Jeremy Johnson — Dallas Area UX & CX Leader
customer experience leader


Tintin in America

I've been a fan since I found Tintin as a child in my local library in Noblesville, IN. I used to check them out over and over again, and I can still remember the torn pages of a book that's been on the shelf way too long. I've been able to pass on the joy of reading Tintin to my 7 year old - who loves the adventure, laughs at the well timed slapstick humor - and mimics the Captain's endearing outbursts. And now, after being dubbed "The Mickey Mouse of Europe" he's coming to America in a big way. Armed with Steven Spielberg and Peter Jackson - he's in 3D and in a movie theater near you starting this week.

To begin, if you're not a fan - he started in Belgium back in 1929. Hergé, the man behind Tintin has quite a story, and has multiple documentaries surrounding his life. But unlike someone like Walt Disney, he was content with creating new adventures (24 1/2 in all) - and never branched out into theme parks, toys, etc… Although now the estate has a museum, product line, and a large assortment of high-end collectibles (which I have many of - and are just now available on amazon!).

I even have had friends bring me back Tintin in different languages - which there are 88 in all...


With his American debut, we get video games - Console, PC and Mobile. And some collectables, with tie-ins at World Market, Gowalla, and new movie tie-in books at places like Barnes & Noble.

The games are actually really good, which can't always be said for movie tie-ins. My 7 year old played through the Xbox game, and we're now working on the secondary co-op campaigns. The game has a mix of genres - some platforming, free-roaming, climbing, flying, driving, and sword fighting (my son's favorite). Even my two year old enjoyed watching him play.

The iOS version is the same story from the movie and Xbox game, but totally different play, and again my son loved it and played it all the way through. It was another one of those "wow, can't believe this is on an iPad" kind of games, it looks great.

The movie has been out now for months in Europe, debuting in Belgium - and so far, before opening in the U.S. has made over $230 million. But will American viewers go? I hope so. There is something about the books, and I now see it in my 7 year old. The adventure, the characters, the humor… It's just that perfect mix that most people can't get right.

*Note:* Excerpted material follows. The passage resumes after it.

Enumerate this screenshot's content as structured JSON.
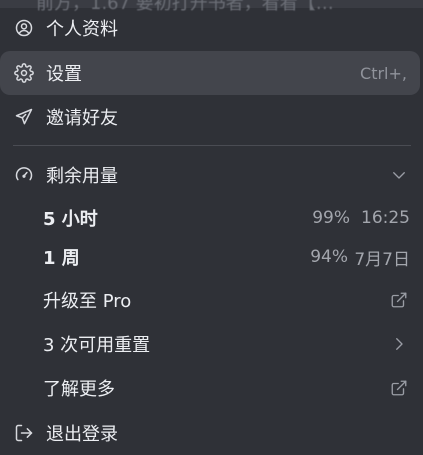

If you want to learn a litte more neatorama has a good post up today that goes into some detail around the history of tintin.

Even if you haven't read a single book in the series, the movie won't really spoil anything - this is a combination of a couple books, but has the first meeting of Tintin and the Captain - which make for a good pairing.

So, order a book. Play the game. Go see the movie. It's sure to be a grand adventure. And while my son enjoys Tintin on our iPad, we'll be enjoying it together this week in IMAX 3D, who would have thought?